Published by Harper on December 29, 2009
Gretchen Rubin had an epiphany one rainy afternoon in the unlikeliest of places: a city bus. “The days are long, but the years are short,” she realized. “Time is passing, and I’m not focusing enough on the things that really matter.” In that moment, she decided to dedicate a year to her happiness project.
In this lively and compelling account, Rubin chronicles her adventures during the twelve months she spent test-driving the wisdom of the ages, current scientific research, and lessons from popular culture about how to be happier. Among other things, she found that novelty and challenge are powerful sources of happiness; that money can help buy happiness, when spent wisely; that outer order contributes to inner calm; and that the very smallest of changes can make the biggest difference.
I know that it has been a minute since I have written a post here, but if you have been following along with my Goodreads, always linked in the sidebar, you will know that I still have been reading. There are a few books that I finished this month that won’t end up being reviewed here, but if you saw that I finished it feel free to ask for my quick thoughts on the books. I may also end up doing a monthly wrap up of everything that happened this month, but we’ll see what happened.

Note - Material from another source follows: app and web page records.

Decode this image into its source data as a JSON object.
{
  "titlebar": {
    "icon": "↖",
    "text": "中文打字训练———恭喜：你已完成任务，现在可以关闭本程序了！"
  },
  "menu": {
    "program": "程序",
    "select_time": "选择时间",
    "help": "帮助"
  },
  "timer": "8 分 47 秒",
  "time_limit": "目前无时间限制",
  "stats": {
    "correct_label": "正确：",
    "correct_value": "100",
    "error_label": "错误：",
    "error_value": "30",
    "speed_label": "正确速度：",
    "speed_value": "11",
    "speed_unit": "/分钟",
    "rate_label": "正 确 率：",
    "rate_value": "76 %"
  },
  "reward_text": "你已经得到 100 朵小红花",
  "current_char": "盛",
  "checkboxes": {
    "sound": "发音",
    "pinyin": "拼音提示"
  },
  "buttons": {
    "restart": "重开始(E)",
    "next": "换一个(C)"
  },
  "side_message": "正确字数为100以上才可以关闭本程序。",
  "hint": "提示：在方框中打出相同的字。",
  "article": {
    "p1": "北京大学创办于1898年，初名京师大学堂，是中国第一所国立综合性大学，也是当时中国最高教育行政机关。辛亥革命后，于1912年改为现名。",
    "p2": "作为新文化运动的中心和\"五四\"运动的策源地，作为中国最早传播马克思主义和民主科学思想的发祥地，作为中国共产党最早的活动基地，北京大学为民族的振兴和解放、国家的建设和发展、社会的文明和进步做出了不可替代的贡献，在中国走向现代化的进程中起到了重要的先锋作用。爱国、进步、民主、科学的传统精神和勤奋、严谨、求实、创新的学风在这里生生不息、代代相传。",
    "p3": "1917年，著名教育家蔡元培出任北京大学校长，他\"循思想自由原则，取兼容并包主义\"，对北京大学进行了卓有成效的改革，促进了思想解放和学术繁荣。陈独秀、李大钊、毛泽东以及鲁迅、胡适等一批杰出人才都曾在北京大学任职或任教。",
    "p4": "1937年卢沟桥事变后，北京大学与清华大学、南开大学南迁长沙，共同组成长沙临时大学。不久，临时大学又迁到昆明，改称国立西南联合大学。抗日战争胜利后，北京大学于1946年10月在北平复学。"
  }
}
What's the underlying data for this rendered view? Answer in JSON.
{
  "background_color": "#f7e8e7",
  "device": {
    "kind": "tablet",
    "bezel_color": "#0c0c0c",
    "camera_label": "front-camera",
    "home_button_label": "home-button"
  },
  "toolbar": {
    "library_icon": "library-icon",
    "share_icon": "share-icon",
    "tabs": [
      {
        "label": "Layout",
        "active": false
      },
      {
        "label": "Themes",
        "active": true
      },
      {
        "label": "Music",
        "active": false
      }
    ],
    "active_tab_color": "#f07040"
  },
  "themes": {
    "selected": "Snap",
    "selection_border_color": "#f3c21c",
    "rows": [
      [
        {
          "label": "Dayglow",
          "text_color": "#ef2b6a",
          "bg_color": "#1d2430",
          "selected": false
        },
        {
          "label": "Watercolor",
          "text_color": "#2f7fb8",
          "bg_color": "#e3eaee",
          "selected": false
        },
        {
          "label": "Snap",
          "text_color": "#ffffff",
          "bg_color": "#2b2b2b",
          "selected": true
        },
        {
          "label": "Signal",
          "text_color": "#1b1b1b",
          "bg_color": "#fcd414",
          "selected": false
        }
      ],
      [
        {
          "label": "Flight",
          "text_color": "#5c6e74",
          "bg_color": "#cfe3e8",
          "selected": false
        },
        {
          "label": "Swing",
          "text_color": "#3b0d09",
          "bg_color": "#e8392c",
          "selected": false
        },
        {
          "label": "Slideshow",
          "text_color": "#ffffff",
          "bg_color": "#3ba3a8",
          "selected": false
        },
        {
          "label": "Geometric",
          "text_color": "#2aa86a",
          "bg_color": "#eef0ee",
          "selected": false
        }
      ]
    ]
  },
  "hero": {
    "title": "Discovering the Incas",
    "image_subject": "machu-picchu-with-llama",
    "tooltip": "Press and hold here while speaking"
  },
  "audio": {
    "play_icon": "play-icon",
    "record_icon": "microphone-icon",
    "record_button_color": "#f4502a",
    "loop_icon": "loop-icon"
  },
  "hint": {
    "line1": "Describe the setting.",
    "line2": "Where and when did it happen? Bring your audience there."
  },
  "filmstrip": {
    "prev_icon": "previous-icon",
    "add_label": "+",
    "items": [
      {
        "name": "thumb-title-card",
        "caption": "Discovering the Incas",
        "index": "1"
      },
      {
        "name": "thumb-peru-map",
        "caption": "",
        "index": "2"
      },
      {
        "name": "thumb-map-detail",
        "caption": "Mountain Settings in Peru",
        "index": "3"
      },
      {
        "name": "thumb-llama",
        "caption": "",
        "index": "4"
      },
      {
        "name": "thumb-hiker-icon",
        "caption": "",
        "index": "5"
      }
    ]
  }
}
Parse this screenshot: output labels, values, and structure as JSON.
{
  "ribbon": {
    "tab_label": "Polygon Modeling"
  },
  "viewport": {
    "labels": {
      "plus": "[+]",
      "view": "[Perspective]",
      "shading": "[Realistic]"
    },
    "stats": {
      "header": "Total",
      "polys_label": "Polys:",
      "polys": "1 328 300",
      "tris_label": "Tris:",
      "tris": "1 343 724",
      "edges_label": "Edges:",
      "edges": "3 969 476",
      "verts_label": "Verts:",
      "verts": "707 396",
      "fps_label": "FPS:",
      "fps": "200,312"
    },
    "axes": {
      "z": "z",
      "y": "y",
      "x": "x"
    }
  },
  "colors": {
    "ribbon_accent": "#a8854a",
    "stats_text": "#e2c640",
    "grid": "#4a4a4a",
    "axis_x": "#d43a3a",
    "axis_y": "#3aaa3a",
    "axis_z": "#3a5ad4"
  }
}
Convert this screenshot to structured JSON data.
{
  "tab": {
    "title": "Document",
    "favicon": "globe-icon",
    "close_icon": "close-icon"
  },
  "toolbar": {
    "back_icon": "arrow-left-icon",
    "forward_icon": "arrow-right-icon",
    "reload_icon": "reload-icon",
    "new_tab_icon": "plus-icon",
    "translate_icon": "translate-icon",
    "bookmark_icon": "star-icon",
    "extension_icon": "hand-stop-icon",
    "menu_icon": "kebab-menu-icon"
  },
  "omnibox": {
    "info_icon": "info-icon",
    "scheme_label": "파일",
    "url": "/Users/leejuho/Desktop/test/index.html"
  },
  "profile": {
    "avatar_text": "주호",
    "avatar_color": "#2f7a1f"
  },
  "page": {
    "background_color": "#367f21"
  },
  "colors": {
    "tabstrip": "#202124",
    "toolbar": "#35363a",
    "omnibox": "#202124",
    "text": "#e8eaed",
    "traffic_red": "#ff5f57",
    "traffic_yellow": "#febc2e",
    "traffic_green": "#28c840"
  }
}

Let’s get back to the real reason why we are here, I finished Gretchen Rubin’s The Happiness Project earlier this month and it was a quick read. I loved that every month was a different chapter and in ways it felt quit a bit like some of the books she referenced. I also loved that she had some thought on goals and resolutions and creating a detailed vision of each month. This also gave me the idea of starting my own version of the project, but there will probably be for another year. There is just a lot happening this year ( more on that in a later post).
I would definitely recommend this book for someone who likes Gretchen Rubin, and someone who is into self help books. If you have read quite a bit of self help books you might find the information a bit repetitive, but Gretchen’s presentation of the information is different than others and it is worth giving a shot.